It was the base of the Viking raiders, organized as a unified state in the 900s, and adopted a constitution in
September 2000: In a referendum the Danes reject the euro as their national currency.
September 2008: Denmark's official website states that "One in five northern Jutlander parents believes that corporal punishment of children is acceptable, according to a Rambøll/Jyllands-Posten survey. Although physical reprimanding of children was made illegal in Denmark 10 years ago, 8% of all parents polled say spanking or hitting your child is an appropriate way of punishing them. The different views on child punishment gleaned by the survey were mirrored by social class – those making less than 200,000 kroner a year were five times more supportive of corporal punishment for children than those earning more than 600,000 kroner."
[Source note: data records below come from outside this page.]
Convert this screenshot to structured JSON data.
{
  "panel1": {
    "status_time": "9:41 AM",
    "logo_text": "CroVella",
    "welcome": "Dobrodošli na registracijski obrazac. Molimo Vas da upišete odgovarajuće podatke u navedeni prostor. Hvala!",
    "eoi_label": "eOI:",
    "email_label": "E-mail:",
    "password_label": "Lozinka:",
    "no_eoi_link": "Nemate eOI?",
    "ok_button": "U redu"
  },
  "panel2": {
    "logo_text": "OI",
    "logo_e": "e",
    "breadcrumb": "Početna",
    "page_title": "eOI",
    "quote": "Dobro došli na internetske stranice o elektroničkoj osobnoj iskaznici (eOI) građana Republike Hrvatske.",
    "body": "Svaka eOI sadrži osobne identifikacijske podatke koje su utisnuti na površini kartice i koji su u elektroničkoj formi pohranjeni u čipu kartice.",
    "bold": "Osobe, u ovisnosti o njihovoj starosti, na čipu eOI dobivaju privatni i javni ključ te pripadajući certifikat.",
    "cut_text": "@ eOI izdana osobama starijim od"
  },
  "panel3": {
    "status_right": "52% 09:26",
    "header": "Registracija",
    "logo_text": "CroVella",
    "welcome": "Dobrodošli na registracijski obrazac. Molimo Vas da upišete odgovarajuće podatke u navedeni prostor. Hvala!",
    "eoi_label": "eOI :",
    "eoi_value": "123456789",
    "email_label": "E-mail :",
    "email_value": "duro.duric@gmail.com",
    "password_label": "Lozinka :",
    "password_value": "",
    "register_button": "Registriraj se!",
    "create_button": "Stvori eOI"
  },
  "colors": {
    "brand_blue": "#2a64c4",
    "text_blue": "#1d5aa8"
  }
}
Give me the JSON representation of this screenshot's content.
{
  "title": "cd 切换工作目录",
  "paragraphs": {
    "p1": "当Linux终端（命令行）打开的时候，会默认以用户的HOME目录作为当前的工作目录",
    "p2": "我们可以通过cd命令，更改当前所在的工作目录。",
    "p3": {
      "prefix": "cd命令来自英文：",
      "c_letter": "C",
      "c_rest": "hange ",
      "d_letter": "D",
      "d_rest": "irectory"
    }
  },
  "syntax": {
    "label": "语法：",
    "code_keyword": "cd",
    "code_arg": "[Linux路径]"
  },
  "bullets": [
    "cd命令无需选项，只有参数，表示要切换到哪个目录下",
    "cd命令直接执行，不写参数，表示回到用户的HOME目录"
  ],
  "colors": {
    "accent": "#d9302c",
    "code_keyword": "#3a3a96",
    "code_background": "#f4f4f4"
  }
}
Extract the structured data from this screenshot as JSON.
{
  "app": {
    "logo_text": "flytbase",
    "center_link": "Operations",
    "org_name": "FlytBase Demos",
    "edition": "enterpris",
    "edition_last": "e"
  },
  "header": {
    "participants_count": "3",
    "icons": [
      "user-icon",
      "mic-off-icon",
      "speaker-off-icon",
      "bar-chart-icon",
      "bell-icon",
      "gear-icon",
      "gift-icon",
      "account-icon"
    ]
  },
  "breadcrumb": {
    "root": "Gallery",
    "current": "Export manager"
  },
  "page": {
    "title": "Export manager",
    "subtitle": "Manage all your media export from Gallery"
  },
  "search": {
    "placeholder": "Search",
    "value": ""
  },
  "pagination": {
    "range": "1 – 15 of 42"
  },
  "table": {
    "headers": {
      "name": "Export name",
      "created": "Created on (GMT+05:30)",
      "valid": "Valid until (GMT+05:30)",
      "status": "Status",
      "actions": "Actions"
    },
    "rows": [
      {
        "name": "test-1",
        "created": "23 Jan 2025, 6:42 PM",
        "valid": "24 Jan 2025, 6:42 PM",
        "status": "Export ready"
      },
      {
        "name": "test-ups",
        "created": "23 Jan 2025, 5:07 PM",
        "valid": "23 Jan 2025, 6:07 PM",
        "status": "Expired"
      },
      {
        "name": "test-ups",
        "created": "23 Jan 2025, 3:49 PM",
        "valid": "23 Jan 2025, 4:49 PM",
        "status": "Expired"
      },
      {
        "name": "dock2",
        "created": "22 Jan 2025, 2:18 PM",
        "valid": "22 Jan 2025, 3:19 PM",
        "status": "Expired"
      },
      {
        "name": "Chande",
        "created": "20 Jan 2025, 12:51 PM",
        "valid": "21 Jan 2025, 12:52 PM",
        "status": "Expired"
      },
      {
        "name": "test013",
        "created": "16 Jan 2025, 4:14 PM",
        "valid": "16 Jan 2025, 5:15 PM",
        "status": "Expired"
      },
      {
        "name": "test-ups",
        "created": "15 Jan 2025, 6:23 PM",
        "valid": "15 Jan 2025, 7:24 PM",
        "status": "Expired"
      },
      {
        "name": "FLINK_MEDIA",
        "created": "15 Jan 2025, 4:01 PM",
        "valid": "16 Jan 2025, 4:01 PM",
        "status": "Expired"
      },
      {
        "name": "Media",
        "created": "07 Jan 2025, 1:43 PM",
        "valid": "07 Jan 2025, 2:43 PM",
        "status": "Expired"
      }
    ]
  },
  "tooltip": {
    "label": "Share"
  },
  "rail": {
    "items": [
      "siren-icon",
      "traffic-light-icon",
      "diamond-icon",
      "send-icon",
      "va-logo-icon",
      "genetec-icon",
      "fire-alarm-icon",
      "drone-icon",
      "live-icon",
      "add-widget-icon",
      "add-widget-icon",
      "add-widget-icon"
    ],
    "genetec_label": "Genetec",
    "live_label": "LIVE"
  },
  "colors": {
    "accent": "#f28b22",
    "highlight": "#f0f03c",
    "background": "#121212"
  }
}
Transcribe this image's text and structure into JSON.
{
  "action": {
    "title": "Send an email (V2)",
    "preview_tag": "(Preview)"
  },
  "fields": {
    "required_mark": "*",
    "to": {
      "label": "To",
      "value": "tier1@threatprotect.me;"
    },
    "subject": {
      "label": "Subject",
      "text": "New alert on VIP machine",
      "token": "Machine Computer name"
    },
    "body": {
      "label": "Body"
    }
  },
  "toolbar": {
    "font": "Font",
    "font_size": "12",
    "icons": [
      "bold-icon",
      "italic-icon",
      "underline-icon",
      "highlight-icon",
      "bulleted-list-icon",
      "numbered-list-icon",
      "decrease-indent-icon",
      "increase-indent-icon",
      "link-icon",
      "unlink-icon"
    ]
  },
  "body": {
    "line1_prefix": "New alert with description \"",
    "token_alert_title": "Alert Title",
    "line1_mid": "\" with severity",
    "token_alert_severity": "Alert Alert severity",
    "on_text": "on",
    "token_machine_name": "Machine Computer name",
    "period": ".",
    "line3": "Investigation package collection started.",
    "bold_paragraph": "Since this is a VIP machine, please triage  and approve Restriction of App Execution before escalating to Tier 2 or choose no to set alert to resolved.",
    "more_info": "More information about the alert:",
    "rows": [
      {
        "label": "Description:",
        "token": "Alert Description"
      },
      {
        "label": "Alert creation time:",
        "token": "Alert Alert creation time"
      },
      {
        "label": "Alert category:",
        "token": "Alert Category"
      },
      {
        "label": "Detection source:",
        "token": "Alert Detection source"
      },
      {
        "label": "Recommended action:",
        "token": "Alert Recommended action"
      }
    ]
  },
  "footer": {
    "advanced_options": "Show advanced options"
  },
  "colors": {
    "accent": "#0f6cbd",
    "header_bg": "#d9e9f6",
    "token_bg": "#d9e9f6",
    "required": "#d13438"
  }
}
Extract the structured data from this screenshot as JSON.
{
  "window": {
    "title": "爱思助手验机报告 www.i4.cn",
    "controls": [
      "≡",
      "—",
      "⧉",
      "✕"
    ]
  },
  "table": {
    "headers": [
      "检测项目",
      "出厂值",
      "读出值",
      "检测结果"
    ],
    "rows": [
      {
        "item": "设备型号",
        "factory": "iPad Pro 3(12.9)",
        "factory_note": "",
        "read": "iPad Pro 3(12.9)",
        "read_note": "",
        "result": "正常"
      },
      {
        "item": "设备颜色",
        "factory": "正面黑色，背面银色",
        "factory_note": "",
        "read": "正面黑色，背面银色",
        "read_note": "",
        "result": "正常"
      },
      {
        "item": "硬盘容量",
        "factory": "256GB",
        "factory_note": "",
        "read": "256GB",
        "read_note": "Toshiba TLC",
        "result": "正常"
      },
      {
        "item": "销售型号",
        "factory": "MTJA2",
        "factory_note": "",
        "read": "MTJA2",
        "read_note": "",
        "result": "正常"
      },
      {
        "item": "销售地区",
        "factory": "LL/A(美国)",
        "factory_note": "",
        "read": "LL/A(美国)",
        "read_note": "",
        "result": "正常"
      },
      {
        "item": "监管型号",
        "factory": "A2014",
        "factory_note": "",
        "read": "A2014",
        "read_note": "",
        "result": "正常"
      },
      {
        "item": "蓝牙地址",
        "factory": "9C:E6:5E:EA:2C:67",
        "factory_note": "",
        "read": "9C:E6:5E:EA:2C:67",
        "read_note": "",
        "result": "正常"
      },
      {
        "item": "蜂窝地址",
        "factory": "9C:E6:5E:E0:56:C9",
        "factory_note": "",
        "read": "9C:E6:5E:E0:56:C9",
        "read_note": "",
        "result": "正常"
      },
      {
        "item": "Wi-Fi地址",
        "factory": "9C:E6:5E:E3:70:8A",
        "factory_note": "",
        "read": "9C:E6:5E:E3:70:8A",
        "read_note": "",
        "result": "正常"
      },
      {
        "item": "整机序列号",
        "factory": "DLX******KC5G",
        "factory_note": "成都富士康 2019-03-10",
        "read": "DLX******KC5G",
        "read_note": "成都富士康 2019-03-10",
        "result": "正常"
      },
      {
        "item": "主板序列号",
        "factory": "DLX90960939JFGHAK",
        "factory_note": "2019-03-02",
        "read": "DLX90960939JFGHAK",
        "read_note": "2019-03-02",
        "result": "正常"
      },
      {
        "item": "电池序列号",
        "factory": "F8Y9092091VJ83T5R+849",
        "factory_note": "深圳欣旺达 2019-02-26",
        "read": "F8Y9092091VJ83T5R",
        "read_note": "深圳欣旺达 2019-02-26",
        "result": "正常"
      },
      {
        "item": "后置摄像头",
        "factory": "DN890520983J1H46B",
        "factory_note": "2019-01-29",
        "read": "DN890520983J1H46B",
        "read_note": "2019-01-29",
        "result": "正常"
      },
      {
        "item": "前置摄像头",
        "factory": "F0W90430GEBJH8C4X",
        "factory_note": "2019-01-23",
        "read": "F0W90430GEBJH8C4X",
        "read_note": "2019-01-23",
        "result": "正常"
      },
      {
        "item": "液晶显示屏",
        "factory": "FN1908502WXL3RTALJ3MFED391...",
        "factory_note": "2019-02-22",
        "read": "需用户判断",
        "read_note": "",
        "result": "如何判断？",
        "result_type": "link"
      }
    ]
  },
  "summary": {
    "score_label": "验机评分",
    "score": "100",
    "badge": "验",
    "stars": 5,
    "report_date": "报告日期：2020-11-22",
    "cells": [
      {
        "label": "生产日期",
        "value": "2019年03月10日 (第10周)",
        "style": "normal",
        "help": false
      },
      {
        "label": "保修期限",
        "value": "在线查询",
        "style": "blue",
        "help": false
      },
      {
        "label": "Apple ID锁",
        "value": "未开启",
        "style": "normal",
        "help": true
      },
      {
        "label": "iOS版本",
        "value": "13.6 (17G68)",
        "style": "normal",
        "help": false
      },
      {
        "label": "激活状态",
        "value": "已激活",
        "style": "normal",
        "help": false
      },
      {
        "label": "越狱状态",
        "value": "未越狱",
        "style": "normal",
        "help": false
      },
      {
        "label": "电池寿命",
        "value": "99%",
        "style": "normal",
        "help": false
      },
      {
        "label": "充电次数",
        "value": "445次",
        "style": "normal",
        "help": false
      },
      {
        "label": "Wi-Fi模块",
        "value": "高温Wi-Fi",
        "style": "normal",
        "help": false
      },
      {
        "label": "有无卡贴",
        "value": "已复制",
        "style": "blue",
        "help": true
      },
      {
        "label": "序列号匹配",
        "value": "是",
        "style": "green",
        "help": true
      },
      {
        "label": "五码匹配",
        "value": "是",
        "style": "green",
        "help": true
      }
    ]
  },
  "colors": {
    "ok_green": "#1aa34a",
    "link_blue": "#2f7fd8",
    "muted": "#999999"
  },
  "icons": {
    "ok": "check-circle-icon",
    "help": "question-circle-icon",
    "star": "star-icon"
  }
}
June 2008: Denmark is among the top three countries in Europe with the shortest waiting time in places such as banks, restaurants, train stations and supermarkets. The average line in Denmark has 3.2 persons.
February 2011: According to Chris Bowlby of BBC Radio, Denmark has tightened its immigration laws again, making it more difficult for immigration through marriage. Under the new law regarding citizenship through marriage,
Both the Danish and the foreign partner need to be at least 24 years old. The Danish partner needs to post a bond of £7,200 collateral ($11,600). The foreign partner has to pass a language and knowledge test. Both need to demonstrate a combined attachment to Denmark greater than to any other country.
Copyright © 2009-2013 by Frank E. Smitha. All rights reserved.